* _Record extracts_
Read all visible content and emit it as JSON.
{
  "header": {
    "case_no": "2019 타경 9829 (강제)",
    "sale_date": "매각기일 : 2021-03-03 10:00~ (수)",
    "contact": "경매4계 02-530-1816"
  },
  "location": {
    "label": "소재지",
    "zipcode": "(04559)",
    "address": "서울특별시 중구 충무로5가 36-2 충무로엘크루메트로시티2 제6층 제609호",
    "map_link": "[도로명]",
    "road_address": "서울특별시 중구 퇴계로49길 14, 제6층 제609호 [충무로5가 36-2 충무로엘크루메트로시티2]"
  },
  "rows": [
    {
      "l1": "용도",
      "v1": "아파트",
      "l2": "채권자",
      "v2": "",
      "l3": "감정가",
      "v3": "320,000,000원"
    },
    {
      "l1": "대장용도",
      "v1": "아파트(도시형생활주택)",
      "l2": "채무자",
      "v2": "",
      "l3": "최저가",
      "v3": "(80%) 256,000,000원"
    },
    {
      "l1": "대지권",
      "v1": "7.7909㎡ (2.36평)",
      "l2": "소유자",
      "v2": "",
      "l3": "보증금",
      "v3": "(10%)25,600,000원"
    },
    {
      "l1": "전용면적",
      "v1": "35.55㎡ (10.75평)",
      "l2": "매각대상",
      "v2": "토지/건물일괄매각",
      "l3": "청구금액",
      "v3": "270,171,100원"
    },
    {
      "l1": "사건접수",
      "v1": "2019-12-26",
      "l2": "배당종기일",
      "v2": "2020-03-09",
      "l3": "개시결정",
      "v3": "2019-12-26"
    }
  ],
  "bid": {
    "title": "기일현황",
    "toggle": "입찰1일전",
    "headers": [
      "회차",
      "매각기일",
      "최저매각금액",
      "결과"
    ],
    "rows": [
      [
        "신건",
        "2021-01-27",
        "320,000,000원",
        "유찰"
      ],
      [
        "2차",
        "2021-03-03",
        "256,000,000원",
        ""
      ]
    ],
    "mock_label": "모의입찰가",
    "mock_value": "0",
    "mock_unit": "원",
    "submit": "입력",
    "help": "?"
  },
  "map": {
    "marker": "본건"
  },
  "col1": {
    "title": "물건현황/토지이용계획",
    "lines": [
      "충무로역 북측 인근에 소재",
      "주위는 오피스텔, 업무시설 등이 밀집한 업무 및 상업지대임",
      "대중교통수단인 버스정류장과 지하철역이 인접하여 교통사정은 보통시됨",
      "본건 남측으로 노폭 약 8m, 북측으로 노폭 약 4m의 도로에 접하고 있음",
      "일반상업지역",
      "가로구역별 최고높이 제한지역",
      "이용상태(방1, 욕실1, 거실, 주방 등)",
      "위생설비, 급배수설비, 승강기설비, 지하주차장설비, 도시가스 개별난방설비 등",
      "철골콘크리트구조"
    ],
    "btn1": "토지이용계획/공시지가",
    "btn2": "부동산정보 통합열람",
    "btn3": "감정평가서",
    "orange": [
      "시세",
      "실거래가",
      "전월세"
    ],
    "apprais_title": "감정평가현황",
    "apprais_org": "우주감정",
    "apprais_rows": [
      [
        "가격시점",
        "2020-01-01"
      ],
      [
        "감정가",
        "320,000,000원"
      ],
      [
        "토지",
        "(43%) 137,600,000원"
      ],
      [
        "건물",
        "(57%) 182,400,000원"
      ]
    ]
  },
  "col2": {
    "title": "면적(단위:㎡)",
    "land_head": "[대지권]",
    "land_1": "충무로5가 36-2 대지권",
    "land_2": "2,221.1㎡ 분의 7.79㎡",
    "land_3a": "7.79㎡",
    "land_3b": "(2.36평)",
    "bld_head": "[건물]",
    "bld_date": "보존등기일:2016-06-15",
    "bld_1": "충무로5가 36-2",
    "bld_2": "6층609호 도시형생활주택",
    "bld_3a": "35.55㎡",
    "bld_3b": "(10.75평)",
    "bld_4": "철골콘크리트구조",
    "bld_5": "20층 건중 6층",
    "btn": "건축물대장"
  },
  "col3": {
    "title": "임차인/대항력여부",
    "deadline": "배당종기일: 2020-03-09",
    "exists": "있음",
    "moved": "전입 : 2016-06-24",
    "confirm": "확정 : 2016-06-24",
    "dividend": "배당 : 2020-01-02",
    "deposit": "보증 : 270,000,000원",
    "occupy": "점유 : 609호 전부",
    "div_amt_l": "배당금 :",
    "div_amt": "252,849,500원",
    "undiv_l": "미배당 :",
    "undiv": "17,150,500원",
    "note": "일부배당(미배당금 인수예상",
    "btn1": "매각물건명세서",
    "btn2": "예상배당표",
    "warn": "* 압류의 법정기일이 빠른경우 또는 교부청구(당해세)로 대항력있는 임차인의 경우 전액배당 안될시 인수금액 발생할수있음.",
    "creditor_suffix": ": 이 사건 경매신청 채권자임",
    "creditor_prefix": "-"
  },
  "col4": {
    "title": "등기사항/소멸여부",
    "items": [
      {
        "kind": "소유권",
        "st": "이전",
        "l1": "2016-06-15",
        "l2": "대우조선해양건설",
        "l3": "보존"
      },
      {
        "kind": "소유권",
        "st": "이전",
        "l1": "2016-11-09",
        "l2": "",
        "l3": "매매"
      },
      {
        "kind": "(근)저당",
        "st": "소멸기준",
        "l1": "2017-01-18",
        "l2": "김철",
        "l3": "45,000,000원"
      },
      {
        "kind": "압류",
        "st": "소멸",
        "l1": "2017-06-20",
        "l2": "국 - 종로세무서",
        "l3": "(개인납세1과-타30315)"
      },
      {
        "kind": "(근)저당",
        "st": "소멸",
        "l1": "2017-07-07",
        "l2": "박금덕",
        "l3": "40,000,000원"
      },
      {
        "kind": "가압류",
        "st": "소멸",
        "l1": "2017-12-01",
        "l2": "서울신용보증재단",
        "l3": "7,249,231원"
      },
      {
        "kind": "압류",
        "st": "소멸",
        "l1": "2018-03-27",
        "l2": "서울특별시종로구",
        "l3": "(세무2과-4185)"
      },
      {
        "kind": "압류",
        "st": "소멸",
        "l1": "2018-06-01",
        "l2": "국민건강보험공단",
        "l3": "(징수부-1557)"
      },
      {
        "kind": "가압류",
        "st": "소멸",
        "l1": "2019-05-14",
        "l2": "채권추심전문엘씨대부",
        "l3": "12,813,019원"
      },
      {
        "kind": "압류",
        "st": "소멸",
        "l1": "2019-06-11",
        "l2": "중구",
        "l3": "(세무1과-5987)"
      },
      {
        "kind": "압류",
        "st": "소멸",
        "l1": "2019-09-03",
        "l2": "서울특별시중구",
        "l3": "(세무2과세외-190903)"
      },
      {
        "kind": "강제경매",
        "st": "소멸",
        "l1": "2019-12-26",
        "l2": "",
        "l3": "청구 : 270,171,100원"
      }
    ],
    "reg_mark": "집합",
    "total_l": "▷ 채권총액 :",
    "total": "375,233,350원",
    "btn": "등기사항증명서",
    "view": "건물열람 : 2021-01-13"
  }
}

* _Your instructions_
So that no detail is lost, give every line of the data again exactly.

* _Task solution_
Read all visible content and emit it as JSON.
{
  "header": {
    "case_no": "2019 타경 9829 (강제)",
    "sale_date": "매각기일 : 2021-03-03 10:00~ (수)",
    "contact": "경매4계 02-530-1816"
  },
  "location": {
    "label": "소재지",
    "zipcode": "(04559)",
    "address": "서울특별시 중구 충무로5가 36-2 충무로엘크루메트로시티2 제6층 제609호",
    "map_link": "[도로명]",
    "road_address": "서울특별시 중구 퇴계로49길 14, 제6층 제609호 [충무로5가 36-2 충무로엘크루메트로시티2]"
  },
  "rows": [
    {
      "l1": "용도",
      "v1": "아파트",
      "l2": "채권자",
      "v2": "",
      "l3": "감정가",
      "v3": "320,000,000원"
    },
    {
      "l1": "대장용도",
      "v1": "아파트(도시형생활주택)",
      "l2": "채무자",
      "v2": "",
      "l3": "최저가",
      "v3": "(80%) 256,000,000원"
    },
    {
      "l1": "대지권",
      "v1": "7.7909㎡ (2.36평)",
      "l2": "소유자",
      "v2": "",
      "l3": "보증금",
      "v3": "(10%)25,600,000원"
    },
    {
      "l1": "전용면적",
      "v1": "35.55㎡ (10.75평)",
      "l2": "매각대상",
      "v2": "토지/건물일괄매각",
      "l3": "청구금액",
      "v3": "270,171,100원"
    },
    {
      "l1": "사건접수",
      "v1": "2019-12-26",
      "l2": "배당종기일",
      "v2": "2020-03-09",
      "l3": "개시결정",
      "v3": "2019-12-26"
    }
  ],
  "bid": {
    "title": "기일현황",
    "toggle": "입찰1일전",
    "headers": [
      "회차",
      "매각기일",
      "최저매각금액",
      "결과"
    ],
    "rows": [
      [
        "신건",
        "2021-01-27",
        "320,000,000원",
        "유찰"
      ],
      [
        "2차",
        "2021-03-03",
        "256,000,000원",
        ""
      ]
    ],
    "mock_label": "모의입찰가",
    "mock_value": "0",
    "mock_unit": "원",
    "submit": "입력",
    "help": "?"
  },
  "map": {
    "marker": "본건"
  },
  "col1": {
    "title": "물건현황/토지이용계획",
    "lines": [
      "충무로역 북측 인근에 소재",
      "주위는 오피스텔, 업무시설 등이 밀집한 업무 및 상업지대임",
      "대중교통수단인 버스정류장과 지하철역이 인접하여 교통사정은 보통시됨",
      "본건 남측으로 노폭 약 8m, 북측으로 노폭 약 4m의 도로에 접하고 있음",
      "일반상업지역",
      "가로구역별 최고높이 제한지역",
      "이용상태(방1, 욕실1, 거실, 주방 등)",
      "위생설비, 급배수설비, 승강기설비, 지하주차장설비, 도시가스 개별난방설비 등",
      "철골콘크리트구조"
    ],
    "btn1": "토지이용계획/공시지가",
    "btn2": "부동산정보 통합열람",
    "btn3": "감정평가서",
    "orange": [
      "시세",
      "실거래가",
      "전월세"
    ],
    "apprais_title": "감정평가현황",
    "apprais_org": "우주감정",
    "apprais_rows": [
      [
        "가격시점",
        "2020-01-01"
      ],
      [
        "감정가",
        "320,000,000원"
      ],
      [
        "토지",
        "(43%) 137,600,000원"
      ],
      [
        "건물",
        "(57%) 182,400,000원"
      ]
    ]
  },
  "col2": {
    "title": "면적(단위:㎡)",
    "land_head": "[대지권]",
    "land_1": "충무로5가 36-2 대지권",
    "land_2": "2,221.1㎡ 분의 7.79㎡",
    "land_3a": "7.79㎡",
    "land_3b": "(2.36평)",
    "bld_head": "[건물]",
    "bld_date": "보존등기일:2016-06-15",
    "bld_1": "충무로5가 36-2",
    "bld_2": "6층609호 도시형생활주택",
    "bld_3a": "35.55㎡",
    "bld_3b": "(10.75평)",
    "bld_4": "철골콘크리트구조",
    "bld_5": "20층 건중 6층",
    "btn": "건축물대장"
  },
  "col3": {
    "title": "임차인/대항력여부",
    "deadline": "배당종기일: 2020-03-09",
    "exists": "있음",
    "moved": "전입 : 2016-06-24",
    "confirm": "확정 : 2016-06-24",
    "dividend": "배당 : 2020-01-02",
    "deposit": "보증 : 270,000,000원",
    "occupy": "점유 : 609호 전부",
    "div_amt_l": "배당금 :",
    "div_amt": "252,849,500원",
    "undiv_l": "미배당 :",
    "undiv": "17,150,500원",
    "note": "일부배당(미배당금 인수예상",
    "btn1": "매각물건명세서",
    "btn2": "예상배당표",
    "warn": "* 압류의 법정기일이 빠른경우 또는 교부청구(당해세)로 대항력있는 임차인의 경우 전액배당 안될시 인수금액 발생할수있음.",
    "creditor_suffix": ": 이 사건 경매신청 채권자임",
    "creditor_prefix": "-"
  },
  "col4": {
    "title": "등기사항/소멸여부",
    "items": [
      {
        "kind": "소유권",
        "st": "이전",
        "l1": "2016-06-15",
        "l2": "대우조선해양건설",
        "l3": "보존"
      },
      {
        "kind": "소유권",
        "st": "이전",
        "l1": "2016-11-09",
        "l2": "",
        "l3": "매매"
      },
      {
        "kind": "(근)저당",
        "st": "소멸기준",
        "l1": "2017-01-18",
        "l2": "김철",
        "l3": "45,000,000원"
      },
      {
        "kind": "압류",
        "st": "소멸",
        "l1": "2017-06-20",
        "l2": "국 - 종로세무서",
        "l3": "(개인납세1과-타30315)"
      },
      {
        "kind": "(근)저당",
        "st": "소멸",
        "l1": "2017-07-07",
        "l2": "박금덕",
        "l3": "40,000,000원"
      },
      {
        "kind": "가압류",
        "st": "소멸",
        "l1": "2017-12-01",
        "l2": "서울신용보증재단",
        "l3": "7,249,231원"
      },
      {
        "kind": "압류",
        "st": "소멸",
        "l1": "2018-03-27",
        "l2": "서울특별시종로구",
        "l3": "(세무2과-4185)"
      },
      {
        "kind": "압류",
        "st": "소멸",
        "l1": "2018-06-01",
        "l2": "국민건강보험공단",
        "l3": "(징수부-1557)"
      },
      {
        "kind": "가압류",
        "st": "소멸",
        "l1": "2019-05-14",
        "l2": "채권추심전문엘씨대부",
        "l3": "12,813,019원"
      },
      {
        "kind": "압류",
        "st": "소멸",
        "l1": "2019-06-11",
        "l2": "중구",
        "l3": "(세무1과-5987)"
      },
      {
        "kind": "압류",
        "st": "소멸",
        "l1": "2019-09-03",
        "l2": "서울특별시중구",
        "l3": "(세무2과세외-190903)"
      },
      {
        "kind": "강제경매",
        "st": "소멸",
        "l1": "2019-12-26",
        "l2": "",
        "l3": "청구 : 270,171,100원"
      }
    ],
    "reg_mark": "집합",
    "total_l": "▷ 채권총액 :",
    "total": "375,233,350원",
    "btn": "등기사항증명서",
    "view": "건물열람 : 2021-01-13"
  }
}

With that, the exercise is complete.